**Information supplied:**
::::::::::

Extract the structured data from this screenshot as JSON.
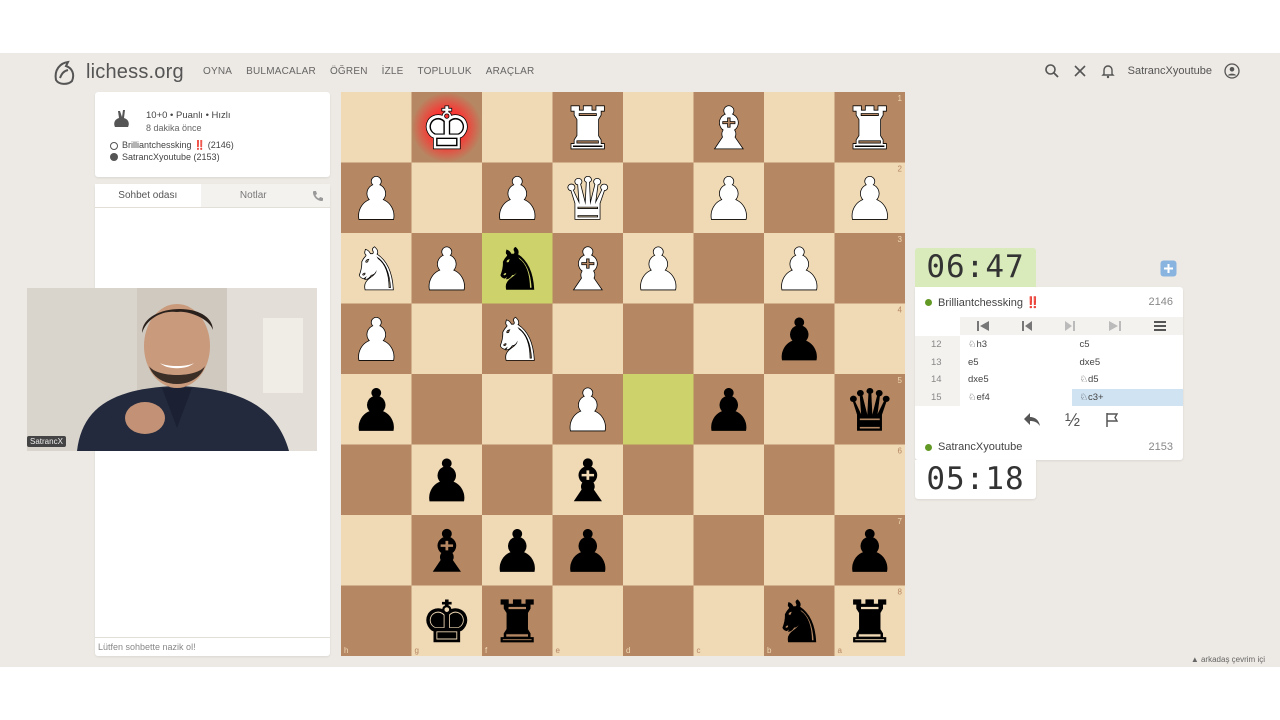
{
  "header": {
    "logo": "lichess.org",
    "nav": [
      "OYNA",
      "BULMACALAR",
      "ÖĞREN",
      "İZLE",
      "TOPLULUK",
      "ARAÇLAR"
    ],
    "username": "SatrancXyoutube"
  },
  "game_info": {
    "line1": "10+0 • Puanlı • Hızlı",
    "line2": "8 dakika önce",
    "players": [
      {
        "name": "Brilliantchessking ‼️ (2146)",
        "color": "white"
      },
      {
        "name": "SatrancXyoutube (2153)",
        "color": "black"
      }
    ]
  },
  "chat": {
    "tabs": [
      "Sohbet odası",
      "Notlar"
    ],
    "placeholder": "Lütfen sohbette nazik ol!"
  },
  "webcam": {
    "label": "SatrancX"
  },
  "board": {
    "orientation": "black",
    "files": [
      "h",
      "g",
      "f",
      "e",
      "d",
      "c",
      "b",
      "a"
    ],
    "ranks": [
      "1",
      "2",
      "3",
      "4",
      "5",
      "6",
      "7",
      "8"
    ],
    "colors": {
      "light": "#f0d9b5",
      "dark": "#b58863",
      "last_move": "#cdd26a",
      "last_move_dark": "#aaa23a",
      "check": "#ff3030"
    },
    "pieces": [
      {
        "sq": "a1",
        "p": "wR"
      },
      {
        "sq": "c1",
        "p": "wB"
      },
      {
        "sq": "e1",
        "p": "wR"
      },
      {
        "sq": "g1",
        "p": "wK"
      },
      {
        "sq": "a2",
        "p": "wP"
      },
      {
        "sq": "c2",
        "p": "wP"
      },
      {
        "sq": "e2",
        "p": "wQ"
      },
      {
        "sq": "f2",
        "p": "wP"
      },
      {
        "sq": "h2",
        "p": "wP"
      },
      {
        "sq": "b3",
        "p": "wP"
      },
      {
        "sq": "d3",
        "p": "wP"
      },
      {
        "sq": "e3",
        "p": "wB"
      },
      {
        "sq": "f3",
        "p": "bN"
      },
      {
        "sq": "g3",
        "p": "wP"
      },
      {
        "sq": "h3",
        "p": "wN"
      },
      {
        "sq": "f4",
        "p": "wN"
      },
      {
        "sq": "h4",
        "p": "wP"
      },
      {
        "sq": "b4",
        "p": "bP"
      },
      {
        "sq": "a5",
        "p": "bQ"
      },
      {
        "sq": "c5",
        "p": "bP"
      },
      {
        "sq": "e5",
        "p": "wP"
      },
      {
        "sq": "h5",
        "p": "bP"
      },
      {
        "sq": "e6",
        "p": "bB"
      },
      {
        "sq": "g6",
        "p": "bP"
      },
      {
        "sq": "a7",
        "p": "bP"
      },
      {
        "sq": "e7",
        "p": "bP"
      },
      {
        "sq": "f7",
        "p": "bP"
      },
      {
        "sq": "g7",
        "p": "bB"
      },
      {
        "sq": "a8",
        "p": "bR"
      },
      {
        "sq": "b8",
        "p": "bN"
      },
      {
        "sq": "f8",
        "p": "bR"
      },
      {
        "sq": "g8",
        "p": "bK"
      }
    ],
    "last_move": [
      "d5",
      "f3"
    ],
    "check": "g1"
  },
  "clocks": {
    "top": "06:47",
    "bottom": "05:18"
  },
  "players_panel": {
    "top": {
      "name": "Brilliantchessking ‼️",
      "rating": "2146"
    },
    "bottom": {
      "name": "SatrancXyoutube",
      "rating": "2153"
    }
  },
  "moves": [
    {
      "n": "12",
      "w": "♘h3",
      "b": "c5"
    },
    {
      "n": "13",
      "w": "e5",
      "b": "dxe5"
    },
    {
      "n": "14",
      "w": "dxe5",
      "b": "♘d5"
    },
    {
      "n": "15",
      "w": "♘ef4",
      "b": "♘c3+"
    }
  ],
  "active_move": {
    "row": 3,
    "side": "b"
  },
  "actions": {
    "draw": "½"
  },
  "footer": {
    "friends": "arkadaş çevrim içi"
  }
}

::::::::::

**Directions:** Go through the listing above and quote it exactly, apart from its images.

**Answer to this problem:**
Extract the structured data from this screenshot as JSON.
{
  "header": {
    "logo": "lichess.org",
    "nav": [
      "OYNA",
      "BULMACALAR",
      "ÖĞREN",
      "İZLE",
      "TOPLULUK",
      "ARAÇLAR"
    ],
    "username": "SatrancXyoutube"
  },
  "game_info": {
    "line1": "10+0 • Puanlı • Hızlı",
    "line2": "8 dakika önce",
    "players": [
      {
        "name": "Brilliantchessking ‼️ (2146)",
        "color": "white"
      },
      {
        "name": "SatrancXyoutube (2153)",
        "color": "black"
      }
    ]
  },
  "chat": {
    "tabs": [
      "Sohbet odası",
      "Notlar"
    ],
    "placeholder": "Lütfen sohbette nazik ol!"
  },
  "webcam": {
    "label": "SatrancX"
  },
  "board": {
    "orientation": "black",
    "files": [
      "h",
      "g",
      "f",
      "e",
      "d",
      "c",
      "b",
      "a"
    ],
    "ranks": [
      "1",
      "2",
      "3",
      "4",
      "5",
      "6",
      "7",
      "8"
    ],
    "colors": {
      "light": "#f0d9b5",
      "dark": "#b58863",
      "last_move": "#cdd26a",
      "last_move_dark": "#aaa23a",
      "check": "#ff3030"
    },
    "pieces": [
      {
        "sq": "a1",
        "p": "wR"
      },
      {
        "sq": "c1",
        "p": "wB"
      },
      {
        "sq": "e1",
        "p": "wR"
      },
      {
        "sq": "g1",
        "p": "wK"
      },
      {
        "sq": "a2",
        "p": "wP"
      },
      {
        "sq": "c2",
        "p": "wP"
      },
      {
        "sq": "e2",
        "p": "wQ"
      },
      {
        "sq": "f2",
        "p": "wP"
      },
      {
        "sq": "h2",
        "p": "wP"
      },
      {
        "sq": "b3",
        "p": "wP"
      },
      {
        "sq": "d3",
        "p": "wP"
      },
      {
        "sq": "e3",
        "p": "wB"
      },
      {
        "sq": "f3",
        "p": "bN"
      },
      {
        "sq": "g3",
        "p": "wP"
      },
      {
        "sq": "h3",
        "p": "wN"
      },
      {
        "sq": "f4",
        "p": "wN"
      },
      {
        "sq": "h4",
        "p": "wP"
      },
      {
        "sq": "b4",
        "p": "bP"
      },
      {
        "sq": "a5",
        "p": "bQ"
      },
      {
        "sq": "c5",
        "p": "bP"
      },
      {
        "sq": "e5",
        "p": "wP"
      },
      {
        "sq": "h5",
        "p": "bP"
      },
      {
        "sq": "e6",
        "p": "bB"
      },
      {
        "sq": "g6",
        "p": "bP"
      },
      {
        "sq": "a7",
        "p": "bP"
      },
      {
        "sq": "e7",
        "p": "bP"
      },
      {
        "sq": "f7",
        "p": "bP"
      },
      {
        "sq": "g7",
        "p": "bB"
      },
      {
        "sq": "a8",
        "p": "bR"
      },
      {
        "sq": "b8",
        "p": "bN"
      },
      {
        "sq": "f8",
        "p": "bR"
      },
      {
        "sq": "g8",
        "p": "bK"
      }
    ],
    "last_move": [
      "d5",
      "f3"
    ],
    "check": "g1"
  },
  "clocks": {
    "top": "06:47",
    "bottom": "05:18"
  },
  "players_panel": {
    "top": {
      "name": "Brilliantchessking ‼️",
      "rating": "2146"
    },
    "bottom": {
      "name": "SatrancXyoutube",
      "rating": "2153"
    }
  },
  "moves": [
    {
      "n": "12",
      "w": "♘h3",
      "b": "c5"
    },
    {
      "n": "13",
      "w": "e5",
      "b": "dxe5"
    },
    {
      "n": "14",
      "w": "dxe5",
      "b": "♘d5"
    },
    {
      "n": "15",
      "w": "♘ef4",
      "b": "♘c3+"
    }
  ],
  "active_move": {
    "row": 3,
    "side": "b"
  },
  "actions": {
    "draw": "½"
  },
  "footer": {
    "friends": "arkadaş çevrim içi"
  }
}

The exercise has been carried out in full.